## Directions for this task
Print out the records below with nothing altered.

[Data items]
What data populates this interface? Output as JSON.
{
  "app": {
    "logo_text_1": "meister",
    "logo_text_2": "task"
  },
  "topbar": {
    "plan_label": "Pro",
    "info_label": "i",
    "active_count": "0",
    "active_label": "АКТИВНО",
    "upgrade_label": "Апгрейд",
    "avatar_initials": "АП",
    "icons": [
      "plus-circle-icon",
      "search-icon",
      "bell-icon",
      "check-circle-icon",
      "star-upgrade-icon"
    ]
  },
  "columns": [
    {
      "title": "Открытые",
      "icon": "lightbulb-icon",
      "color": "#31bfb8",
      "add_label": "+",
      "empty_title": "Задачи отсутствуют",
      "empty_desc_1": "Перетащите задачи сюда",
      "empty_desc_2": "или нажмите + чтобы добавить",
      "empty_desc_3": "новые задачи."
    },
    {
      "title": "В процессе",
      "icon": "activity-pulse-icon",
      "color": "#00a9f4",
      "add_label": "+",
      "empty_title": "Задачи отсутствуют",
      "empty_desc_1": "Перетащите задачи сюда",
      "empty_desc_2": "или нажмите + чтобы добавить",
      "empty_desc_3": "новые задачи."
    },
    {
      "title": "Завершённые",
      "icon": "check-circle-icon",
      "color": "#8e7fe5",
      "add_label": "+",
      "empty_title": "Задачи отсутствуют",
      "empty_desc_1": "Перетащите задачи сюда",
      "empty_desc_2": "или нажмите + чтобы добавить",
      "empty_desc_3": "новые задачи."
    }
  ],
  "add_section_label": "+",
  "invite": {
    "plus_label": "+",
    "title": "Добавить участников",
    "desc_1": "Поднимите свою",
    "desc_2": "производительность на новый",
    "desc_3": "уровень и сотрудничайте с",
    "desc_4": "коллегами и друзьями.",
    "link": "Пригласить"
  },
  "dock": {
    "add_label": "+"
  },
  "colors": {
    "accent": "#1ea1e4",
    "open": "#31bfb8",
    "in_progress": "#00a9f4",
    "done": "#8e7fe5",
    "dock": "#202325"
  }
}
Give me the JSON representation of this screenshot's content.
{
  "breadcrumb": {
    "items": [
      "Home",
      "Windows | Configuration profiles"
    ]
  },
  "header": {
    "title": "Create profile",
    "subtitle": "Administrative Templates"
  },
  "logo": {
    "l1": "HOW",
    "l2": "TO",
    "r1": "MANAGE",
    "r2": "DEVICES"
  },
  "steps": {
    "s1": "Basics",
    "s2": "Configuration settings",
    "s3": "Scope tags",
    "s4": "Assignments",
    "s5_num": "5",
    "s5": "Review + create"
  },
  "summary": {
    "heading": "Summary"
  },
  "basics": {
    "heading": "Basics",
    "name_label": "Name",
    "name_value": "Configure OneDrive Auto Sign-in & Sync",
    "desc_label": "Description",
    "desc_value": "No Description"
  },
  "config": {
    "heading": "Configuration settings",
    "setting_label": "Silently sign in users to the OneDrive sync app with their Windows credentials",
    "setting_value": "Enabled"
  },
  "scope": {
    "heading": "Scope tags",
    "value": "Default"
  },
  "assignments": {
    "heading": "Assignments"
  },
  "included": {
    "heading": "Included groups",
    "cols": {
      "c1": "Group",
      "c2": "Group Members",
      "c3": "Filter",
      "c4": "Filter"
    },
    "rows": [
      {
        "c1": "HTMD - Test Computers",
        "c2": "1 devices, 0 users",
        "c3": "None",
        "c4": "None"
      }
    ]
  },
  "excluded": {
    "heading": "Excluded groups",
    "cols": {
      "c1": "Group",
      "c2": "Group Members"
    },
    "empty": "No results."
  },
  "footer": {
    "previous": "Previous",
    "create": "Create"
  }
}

## Solution to this problem
What data populates this interface? Output as JSON.
{
  "app": {
    "logo_text_1": "meister",
    "logo_text_2": "task"
  },
  "topbar": {
    "plan_label": "Pro",
    "info_label": "i",
    "active_count": "0",
    "active_label": "АКТИВНО",
    "upgrade_label": "Апгрейд",
    "avatar_initials": "АП",
    "icons": [
      "plus-circle-icon",
      "search-icon",
      "bell-icon",
      "check-circle-icon",
      "star-upgrade-icon"
    ]
  },
  "columns": [
    {
      "title": "Открытые",
      "icon": "lightbulb-icon",
      "color": "#31bfb8",
      "add_label": "+",
      "empty_title": "Задачи отсутствуют",
      "empty_desc_1": "Перетащите задачи сюда",
      "empty_desc_2": "или нажмите + чтобы добавить",
      "empty_desc_3": "новые задачи."
    },
    {
      "title": "В процессе",
      "icon": "activity-pulse-icon",
      "color": "#00a9f4",
      "add_label": "+",
      "empty_title": "Задачи отсутствуют",
      "empty_desc_1": "Перетащите задачи сюда",
      "empty_desc_2": "или нажмите + чтобы добавить",
      "empty_desc_3": "новые задачи."
    },
    {
      "title": "Завершённые",
      "icon": "check-circle-icon",
      "color": "#8e7fe5",
      "add_label": "+",
      "empty_title": "Задачи отсутствуют",
      "empty_desc_1": "Перетащите задачи сюда",
      "empty_desc_2": "или нажмите + чтобы добавить",
      "empty_desc_3": "новые задачи."
    }
  ],
  "add_section_label": "+",
  "invite": {
    "plus_label": "+",
    "title": "Добавить участников",
    "desc_1": "Поднимите свою",
    "desc_2": "производительность на новый",
    "desc_3": "уровень и сотрудничайте с",
    "desc_4": "коллегами и друзьями.",
    "link": "Пригласить"
  },
  "dock": {
    "add_label": "+"
  },
  "colors": {
    "accent": "#1ea1e4",
    "open": "#31bfb8",
    "in_progress": "#00a9f4",
    "done": "#8e7fe5",
    "dock": "#202325"
  }
}
Give me the JSON representation of this screenshot's content.
{
  "breadcrumb": {
    "items": [
      "Home",
      "Windows | Configuration profiles"
    ]
  },
  "header": {
    "title": "Create profile",
    "subtitle": "Administrative Templates"
  },
  "logo": {
    "l1": "HOW",
    "l2": "TO",
    "r1": "MANAGE",
    "r2": "DEVICES"
  },
  "steps": {
    "s1": "Basics",
    "s2": "Configuration settings",
    "s3": "Scope tags",
    "s4": "Assignments",
    "s5_num": "5",
    "s5": "Review + create"
  },
  "summary": {
    "heading": "Summary"
  },
  "basics": {
    "heading": "Basics",
    "name_label": "Name",
    "name_value": "Configure OneDrive Auto Sign-in & Sync",
    "desc_label": "Description",
    "desc_value": "No Description"
  },
  "config": {
    "heading": "Configuration settings",
    "setting_label": "Silently sign in users to the OneDrive sync app with their Windows credentials",
    "setting_value": "Enabled"
  },
  "scope": {
    "heading": "Scope tags",
    "value": "Default"
  },
  "assignments": {
    "heading": "Assignments"
  },
  "included": {
    "heading": "Included groups",
    "cols": {
      "c1": "Group",
      "c2": "Group Members",
      "c3": "Filter",
      "c4": "Filter"
    },
    "rows": [
      {
        "c1": "HTMD - Test Computers",
        "c2": "1 devices, 0 users",
        "c3": "None",
        "c4": "None"
      }
    ]
  },
  "excluded": {
    "heading": "Excluded groups",
    "cols": {
      "c1": "Group",
      "c2": "Group Members"
    },
    "empty": "No results."
  },
  "footer": {
    "previous": "Previous",
    "create": "Create"
  }
}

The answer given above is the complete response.